Regulation & Policy

The scope for gas in Britain’s power mix without carbon capture and store (CCS) is “very limited”, the UK Energy Research Centre finds. The role of gas as a ‘bridge’ fuel will be questioned way before 2025, by when the UK energy minister wants to phase out all unabated coal capacity. UKERC analysts warn that a gap in capacity, caused by the coal exit, cannot simply be covered by new gas generation.

One in four in Germany’s nearly 1,000 municipal utilities, so-called Stadtwerke, face financial woes due to depressed wholesale power prices, reduced runtime hours of their thermal fleet and rising debts. Cash injections by their municipal owners would help, a KPMG study suggests, – but those are far from certain.

The Energy Minister and Secretaries from Canada, Mexico, and the United States have started to share energy information for North America on www.nacei.org. The website can be displayed in English, French, and Spanish and has links to all three countries’ statistical agencies.

Debates surrounding plans to phase out Germany’s lignite power stations, dubbed Kohleausstieg, are heating up as adversaries meet at the E-World energy trade fair in Essen. While the green energy lobby advocate an “orderly exit from coal” to ensure planning security, RWE rebuked such debates as “unnecessary.”

The coal lobby rejoices as the US Supreme Court has surprised market observers by stymying President Obama’s Clean Power Plan, which is now on hold until a legal challenge is resolved. Proponents stress this verdict would delay, but not derail America’s shift towards more gas generation and renewables.

Econometric modelling of the wider economic impact of energy reforms in non-OECD Asia, carried out by the Oxford Institute of Energy Studies, shows a tension between the policy goals of economic growth and consumer welfare. “Variables that are associated with a positive effect on economic growth appear to be associated with a negative impact on welfare indicators,” the authors of the paper state, calling for a renewed thinking for future reforms.

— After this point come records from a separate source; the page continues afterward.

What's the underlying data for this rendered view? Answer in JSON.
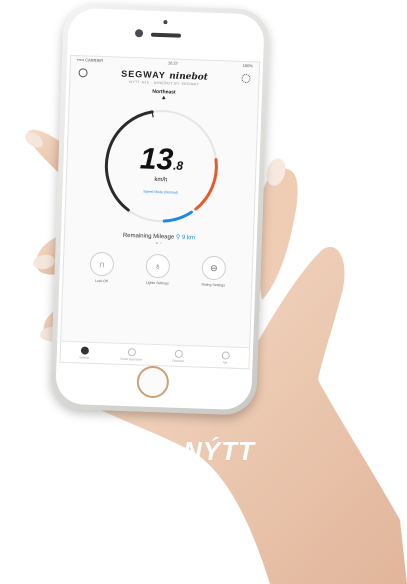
{
  "colors": {
    "skin": "#f0d2bb",
    "skin_shade": "#d9ae92",
    "gauge_track": "#2b2b2b",
    "gauge_blue": "#1e88e5",
    "gauge_red": "#e85a2a",
    "frame_gold": "#c9a27a",
    "caption": "#ffffff"
  },
  "status_bar": {
    "carrier": "••••• CARRIER",
    "time": "16:27",
    "battery": "100%"
  },
  "app": {
    "brand": "SEGWAY",
    "brand_second": "ninebot",
    "subtitle": "NYTT A25 · NINEBOT BY SEGWAY"
  },
  "dashboard": {
    "heading": "Northeast",
    "speed_int": "13",
    "speed_dec": ".8",
    "unit": "km/h",
    "mode": "Speed Mode (Normal)",
    "remaining_label": "Remaining Mileage",
    "remaining_value": "9 km",
    "speed_level": 0.46,
    "battery_level": 0.25
  },
  "actions": [
    {
      "label": "Lock Off",
      "icon": "lock-icon"
    },
    {
      "label": "Lights Settings",
      "icon": "light-bulb-icon"
    },
    {
      "label": "Riding Settings",
      "icon": "scooter-icon"
    }
  ],
  "tabs": [
    {
      "label": "Vehicle",
      "icon": "vehicle-icon"
    },
    {
      "label": "Smart Operation",
      "icon": "smart-icon"
    },
    {
      "label": "Discover",
      "icon": "discover-icon"
    },
    {
      "label": "Me",
      "icon": "me-icon"
    }
  ],
  "caption": "NÝTT"
}
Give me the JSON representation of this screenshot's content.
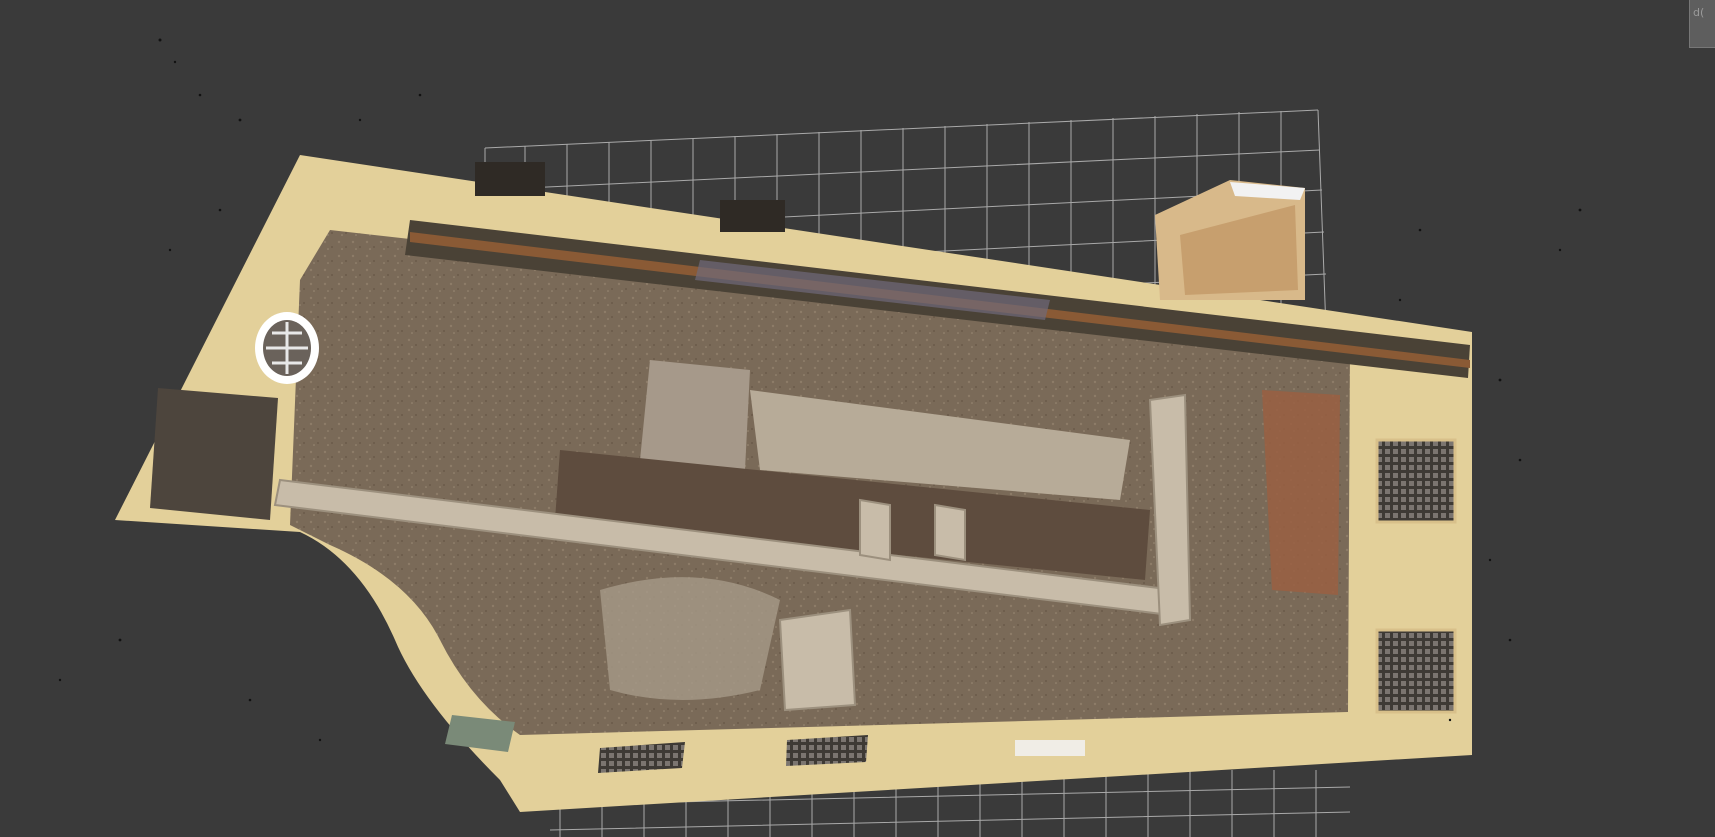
{
  "viewer": {
    "background_color": "#3a3a3a",
    "grid_color": "#bdbdbd",
    "corner_button_label": "d("
  },
  "point_cloud": {
    "wall_color": "#e3d09a",
    "floor_color": "#7a6a58",
    "trench_color": "#5e4c3e",
    "stone_color": "#c8bca9",
    "rust_color": "#8a5a35",
    "rail_color": "#4a4236",
    "grate_color": "#3e3a35",
    "brick_color": "#9a5f42"
  }
}
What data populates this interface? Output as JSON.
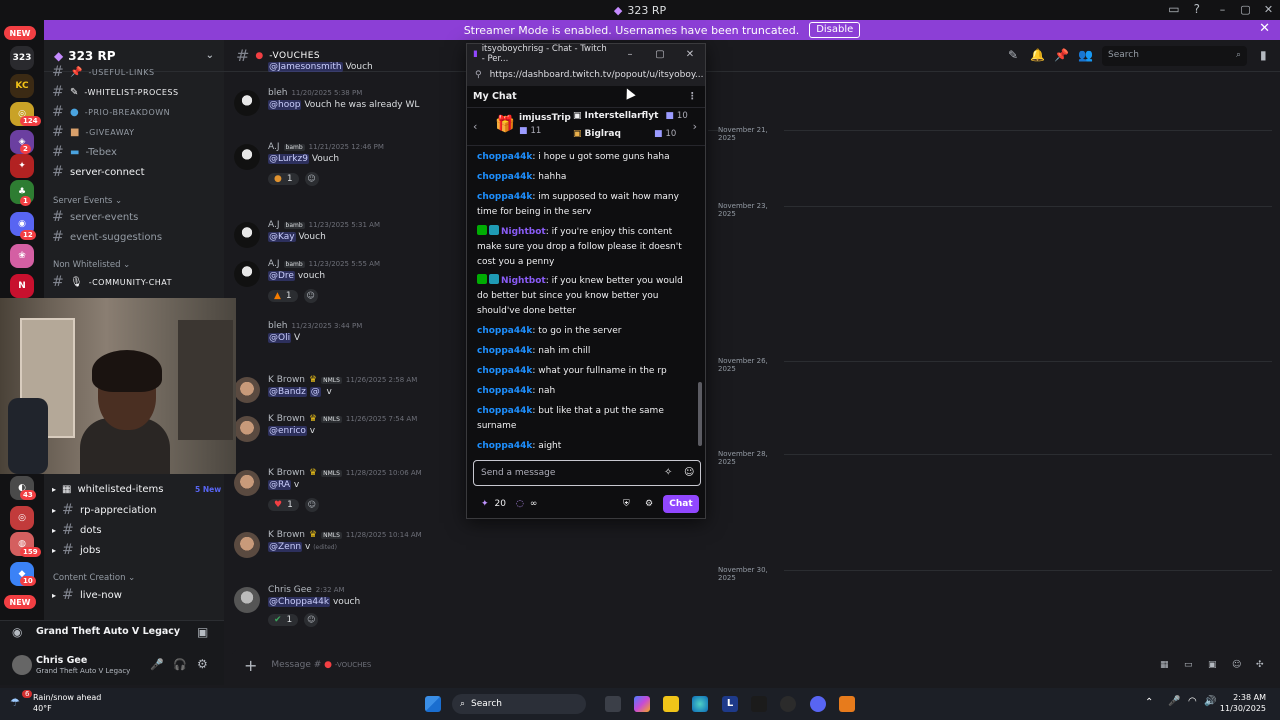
{
  "window": {
    "title": "323 RP"
  },
  "banner": {
    "text": "Streamer Mode is enabled. Usernames have been truncated.",
    "button": "Disable"
  },
  "servers": {
    "new_top": "NEW",
    "new_bottom": "NEW",
    "counts": [
      "124",
      "2",
      "1",
      "12",
      "43",
      "159",
      "10"
    ]
  },
  "sidebar": {
    "server_name": "323 RP",
    "channels": {
      "useful_links": "-USEFUL-LINKS",
      "whitelist_process": "-WHITELIST-PROCESS",
      "prio_breakdown": "-PRIO-BREAKDOWN",
      "giveaway": "-GIVEAWAY",
      "tebex": "-Tebex",
      "server_connect": "server-connect",
      "server_events_cat": "Server Events",
      "server_events": "server-events",
      "event_suggestions": "event-suggestions",
      "non_whitelisted_cat": "Non Whitelisted",
      "community_chat": "-COMMUNITY-CHAT",
      "whitelisted_items": "whitelisted-items",
      "whitelisted_items_badge": "5 New",
      "rp_appreciation": "rp-appreciation",
      "dots": "dots",
      "jobs": "jobs",
      "content_creation_cat": "Content Creation",
      "live_now": "live-now"
    },
    "voice_activity": "Grand Theft Auto V Legacy",
    "user": {
      "name": "Chris Gee",
      "status": "Grand Theft Auto V Legacy"
    }
  },
  "channel_header": {
    "name": "-VOUCHES",
    "search_placeholder": "Search"
  },
  "messages": [
    {
      "author": "",
      "time": "",
      "text": "Vouch",
      "mention": "@Jamesonsmith"
    },
    {
      "author": "bleh",
      "time": "11/20/2025 5:38 PM",
      "mention": "@hoop",
      "text": "Vouch he was already WL"
    },
    {
      "author": "A.J",
      "tag": "bamb",
      "time": "11/21/2025 12:46 PM",
      "mention": "@Lurkz9",
      "text": "Vouch",
      "reaction_count": "1"
    },
    {
      "author": "A.J",
      "tag": "bamb",
      "time": "11/23/2025 5:31 AM",
      "mention": "@Kay",
      "text": "Vouch"
    },
    {
      "author": "A.J",
      "tag": "bamb",
      "time": "11/23/2025 5:55 AM",
      "mention": "@Dre",
      "text": "vouch",
      "reaction_count": "1"
    },
    {
      "author": "bleh",
      "time": "11/23/2025 3:44 PM",
      "mention": "@Oli",
      "text": "V"
    },
    {
      "author": "K Brown",
      "tag": "NMLS",
      "time": "11/26/2025 2:58 AM",
      "mention": "@Bandz",
      "mention2": "@",
      "text": "v"
    },
    {
      "author": "K Brown",
      "tag": "NMLS",
      "time": "11/26/2025 7:54 AM",
      "mention": "@enrico",
      "text": "v"
    },
    {
      "author": "K Brown",
      "tag": "NMLS",
      "time": "11/28/2025 10:06 AM",
      "mention": "@RA",
      "text": "v",
      "reaction_count": "1"
    },
    {
      "author": "K Brown",
      "tag": "NMLS",
      "time": "11/28/2025 10:14 AM",
      "mention": "@Zenn",
      "text": "v",
      "edited": "(edited)"
    },
    {
      "author": "Chris Gee",
      "time": "2:32 AM",
      "mention": "@Choppa44k",
      "text": "vouch",
      "reaction_count": "1"
    }
  ],
  "dates": [
    "November 21, 2025",
    "November 23, 2025",
    "November 26, 2025",
    "November 28, 2025",
    "November 30, 2025"
  ],
  "composer": {
    "placeholder": "Message #",
    "channel": "-VOUCHES"
  },
  "twitch": {
    "window_title": "itsyoboychrisg - Chat - Twitch - Per...",
    "url": "https://dashboard.twitch.tv/popout/u/itsyoboy...",
    "header": "My Chat",
    "gifters": [
      {
        "name": "imjussTrip",
        "count": "11"
      },
      {
        "name": "Interstellarflyt",
        "count": "10"
      },
      {
        "name": "Biglraq",
        "count": "10"
      }
    ],
    "lines": [
      {
        "user": "choppa44k",
        "text": ": i hope u got some guns haha"
      },
      {
        "user": "choppa44k",
        "text": ": hahha"
      },
      {
        "user": "choppa44k",
        "text": ": im supposed to wait how many time for being in the serv"
      },
      {
        "user": "Nightbot",
        "text": ": if you're enjoy this content make sure you drop a follow please it doesn't cost you a penny"
      },
      {
        "user": "Nightbot",
        "text": ": if you knew better you would do better but since you know better you should've done better"
      },
      {
        "user": "choppa44k",
        "text": ": to go in the server"
      },
      {
        "user": "choppa44k",
        "text": ": nah im chill"
      },
      {
        "user": "choppa44k",
        "text": ": what your fullname in the rp"
      },
      {
        "user": "choppa44k",
        "text": ": nah"
      },
      {
        "user": "choppa44k",
        "text": ": but like that a put the same surname"
      },
      {
        "user": "choppa44k",
        "text": ": aight"
      }
    ],
    "input_placeholder": "Send a message",
    "points": "20",
    "infinity": "∞",
    "chat_button": "Chat"
  },
  "taskbar": {
    "weather_title": "Rain/snow ahead",
    "weather_temp": "40°F",
    "weather_badge": "6",
    "search": "Search",
    "time": "2:38 AM",
    "date": "11/30/2025"
  }
}
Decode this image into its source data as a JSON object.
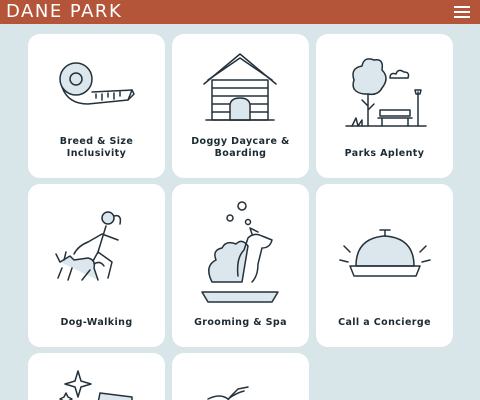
{
  "header": {
    "brand": "DANE PARK",
    "menu_icon": "hamburger-menu-icon",
    "background": "#b4553a"
  },
  "cards": [
    {
      "label": "Breed & Size Inclusivity",
      "icon": "tape-measure-icon"
    },
    {
      "label": "Doggy Daycare & Boarding",
      "icon": "dog-house-icon"
    },
    {
      "label": "Parks Aplenty",
      "icon": "park-bench-icon"
    },
    {
      "label": "Dog-Walking",
      "icon": "dog-walker-icon"
    },
    {
      "label": "Grooming & Spa",
      "icon": "dog-bath-icon"
    },
    {
      "label": "Call a Concierge",
      "icon": "service-bell-icon"
    },
    {
      "label": "",
      "icon": "sparkle-cleaning-icon"
    },
    {
      "label": "",
      "icon": "bird-icon"
    }
  ],
  "colors": {
    "page_background": "#d8e5e9",
    "card_background": "#ffffff",
    "icon_accent": "#dbe7ec",
    "text": "#1b2a33"
  }
}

A recent US Supreme Court ruling is set to accelerate demand response (DR) schemes, notably during peak-load, to cover up to 60% of electricity supply across the United States. EIA figures show that industrial offtakes delivered more than half of actual peak demand savings in 2014, in return for incentives of over $9,000 on average.

The ‘gas for electricity deal’ between Iran and Armenia is expanding and the National Iranian Gas Export Company (NIGEC) eyes a fivefold increase in gas exports to Armenia, provided that the northern neighbour will build a new power interconnector to step up electricity supply in return.

Decentralized power generation is high on the agenda to in Tanzania, with the Rural Energy Agency (REA) pleading support for individuals or companies that intend to supply ‘mini-grid electricity’. This helps to close Tanzania's 1,290 MW power deficit and give more of its rural population access to electricity.

India’s Supreme Court has permitted Gas Authority of India (GAIL) to build the controversial Kochi-Mangalore gas pipeline, paving the way for more LNG imports to fuel idled, or underutilized gas-fired power plants in southern India.

Rebuking warnings of a looming gap in Britain’s power supply, the UK energy secretary Amber Rudd has clarified the government was taking long-term decisions “to tackle a legacy of under-investment.” She fell short, though, of specifying these decisions and their effects.

Sigmar Gabriel, Germany’s energy minister is seeking to set up a round table on the future of coal. Major utilities, notably RWE, claimed there would be no need for such a debate. Falling gas prices have, as of late, turned the use of CCGTs for peak-load power profitable again.

Producing more to consume more is accepted, but limits to capital as well as technical innovations for clean energy sources restricts aspired energy transformations. Hence, Frost & Sullivan’s Rajalingam Chinnasamy suggests “the energy landscape in 2030 may very well resemble today’s, or show a minimal shift towards eco-friendly sources.”

Most operators of UK coal power stations have decided to keep their units in the EU’s limited life derogation (LLD) scheme, which restricts runtime hours. Rather than enforcing a unilateral closure of unabated coal generation in the UK by 2025, the energy secretary Amber Rudd is about to launch a consultation in the coming weeks.

Turkey is at the brink of a gas supply shortage, exacerbated by the risk of a cut in Russian supplies. To avoid emergencies, the energy ministry can implement a ‘curtailment procedure’ that requests operators of major CCGTs to halve their gas burn or switch entirely to fuel oil.